## WHAT TO WORK ON
The expected output is a copy of every line in the records with the string "post".

[Data records for software interfaces]
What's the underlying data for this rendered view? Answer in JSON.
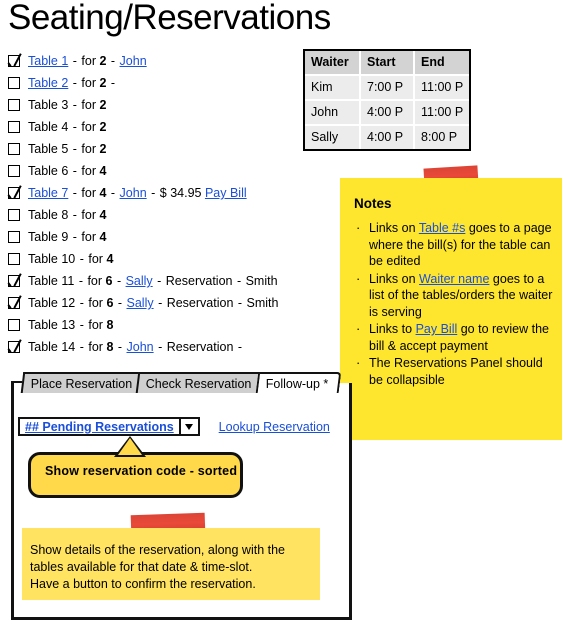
{
  "page_title": "Seating/Reservations",
  "colors": {
    "link": "#1b4fd8",
    "sticky_yellow": "#ffe62e",
    "sticky_yellow_light": "#ffe361",
    "callout_yellow": "#ffd94a",
    "tape_red": "#e8402e",
    "tab_inactive": "#cfcfcf",
    "table_header_gray": "#d3d3d3",
    "table_cell_gray": "#ececec"
  },
  "table_list": [
    {
      "checked": true,
      "table_label": "Table 1",
      "table_is_link": true,
      "for_label": "for",
      "seats": "2",
      "waiter": "John",
      "waiter_is_link": true,
      "amount": "",
      "pay_bill_label": "",
      "reservation_label": "",
      "reservation_name": "",
      "trailing_dash": false
    },
    {
      "checked": false,
      "table_label": "Table 2",
      "table_is_link": true,
      "for_label": "for",
      "seats": "2",
      "waiter": "",
      "waiter_is_link": false,
      "amount": "",
      "pay_bill_label": "",
      "reservation_label": "",
      "reservation_name": "",
      "trailing_dash": true
    },
    {
      "checked": false,
      "table_label": "Table 3",
      "table_is_link": false,
      "for_label": "for",
      "seats": "2",
      "waiter": "",
      "waiter_is_link": false,
      "amount": "",
      "pay_bill_label": "",
      "reservation_label": "",
      "reservation_name": "",
      "trailing_dash": false
    },
    {
      "checked": false,
      "table_label": "Table 4",
      "table_is_link": false,
      "for_label": "for",
      "seats": "2",
      "waiter": "",
      "waiter_is_link": false,
      "amount": "",
      "pay_bill_label": "",
      "reservation_label": "",
      "reservation_name": "",
      "trailing_dash": false
    },
    {
      "checked": false,
      "table_label": "Table 5",
      "table_is_link": false,
      "for_label": "for",
      "seats": "2",
      "waiter": "",
      "waiter_is_link": false,
      "amount": "",
      "pay_bill_label": "",
      "reservation_label": "",
      "reservation_name": "",
      "trailing_dash": false
    },
    {
      "checked": false,
      "table_label": "Table 6",
      "table_is_link": false,
      "for_label": "for",
      "seats": "4",
      "waiter": "",
      "waiter_is_link": false,
      "amount": "",
      "pay_bill_label": "",
      "reservation_label": "",
      "reservation_name": "",
      "trailing_dash": false
    },
    {
      "checked": true,
      "table_label": "Table 7",
      "table_is_link": true,
      "for_label": "for",
      "seats": "4",
      "waiter": "John",
      "waiter_is_link": true,
      "amount": "$ 34.95",
      "pay_bill_label": "Pay Bill",
      "reservation_label": "",
      "reservation_name": "",
      "trailing_dash": false
    },
    {
      "checked": false,
      "table_label": "Table 8",
      "table_is_link": false,
      "for_label": "for",
      "seats": "4",
      "waiter": "",
      "waiter_is_link": false,
      "amount": "",
      "pay_bill_label": "",
      "reservation_label": "",
      "reservation_name": "",
      "trailing_dash": false
    },
    {
      "checked": false,
      "table_label": "Table 9",
      "table_is_link": false,
      "for_label": "for",
      "seats": "4",
      "waiter": "",
      "waiter_is_link": false,
      "amount": "",
      "pay_bill_label": "",
      "reservation_label": "",
      "reservation_name": "",
      "trailing_dash": false
    },
    {
      "checked": false,
      "table_label": "Table 10",
      "table_is_link": false,
      "for_label": "for",
      "seats": "4",
      "waiter": "",
      "waiter_is_link": false,
      "amount": "",
      "pay_bill_label": "",
      "reservation_label": "",
      "reservation_name": "",
      "trailing_dash": false
    },
    {
      "checked": true,
      "table_label": "Table 11",
      "table_is_link": false,
      "for_label": "for",
      "seats": "6",
      "waiter": "Sally",
      "waiter_is_link": true,
      "amount": "",
      "pay_bill_label": "",
      "reservation_label": "Reservation",
      "reservation_name": "Smith",
      "trailing_dash": false
    },
    {
      "checked": true,
      "table_label": "Table 12",
      "table_is_link": false,
      "for_label": "for",
      "seats": "6",
      "waiter": "Sally",
      "waiter_is_link": true,
      "amount": "",
      "pay_bill_label": "",
      "reservation_label": "Reservation",
      "reservation_name": "Smith",
      "trailing_dash": false
    },
    {
      "checked": false,
      "table_label": "Table 13",
      "table_is_link": false,
      "for_label": "for",
      "seats": "8",
      "waiter": "",
      "waiter_is_link": false,
      "amount": "",
      "pay_bill_label": "",
      "reservation_label": "",
      "reservation_name": "",
      "trailing_dash": false
    },
    {
      "checked": true,
      "table_label": "Table 14",
      "table_is_link": false,
      "for_label": "for",
      "seats": "8",
      "waiter": "John",
      "waiter_is_link": true,
      "amount": "",
      "pay_bill_label": "",
      "reservation_label": "Reservation",
      "reservation_name": "",
      "trailing_dash": true
    }
  ],
  "waiter_schedule": {
    "headers": [
      "Waiter",
      "Start",
      "End"
    ],
    "rows": [
      [
        "Kim",
        "7:00 P",
        "11:00 P"
      ],
      [
        "John",
        "4:00 P",
        "11:00 P"
      ],
      [
        "Sally",
        "4:00 P",
        "8:00 P"
      ]
    ]
  },
  "notes": {
    "title": "Notes",
    "bullet": "·",
    "items": [
      {
        "pre": "Links on ",
        "link": "Table #s",
        "post": " goes to a page where the bill(s) for the table can be edited"
      },
      {
        "pre": "Links on ",
        "link": "Waiter name",
        "post": " goes to a list of the tables/orders the waiter is serving"
      },
      {
        "pre": "Links to ",
        "link": "Pay Bill",
        "post": " go to review the bill & accept payment"
      },
      {
        "pre": "The Reservations Panel should be collapsible",
        "link": "",
        "post": ""
      }
    ]
  },
  "reservations_panel": {
    "tabs": [
      {
        "label": "Place Reservation",
        "active": false
      },
      {
        "label": "Check Reservation",
        "active": false
      },
      {
        "label": "Follow-up *",
        "active": true
      }
    ],
    "pending_select_value": "## Pending Reservations",
    "dropdown_arrow_icon": "chevron-down-icon",
    "lookup_link_label": "Lookup Reservation",
    "callout_text": "Show reservation code - sorted",
    "detail_note_lines": [
      "Show details of the reservation, along with the",
      "tables available for that date & time-slot.",
      "Have a button to confirm the reservation."
    ]
  }
}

## REPLY TO THE EXERCISE
        "post": " goes to a page where the bill(s) for the table can be edited"
        "post": " goes to a list of the tables/orders the waiter is serving"
        "post": " go to review the bill & accept payment"
        "post": ""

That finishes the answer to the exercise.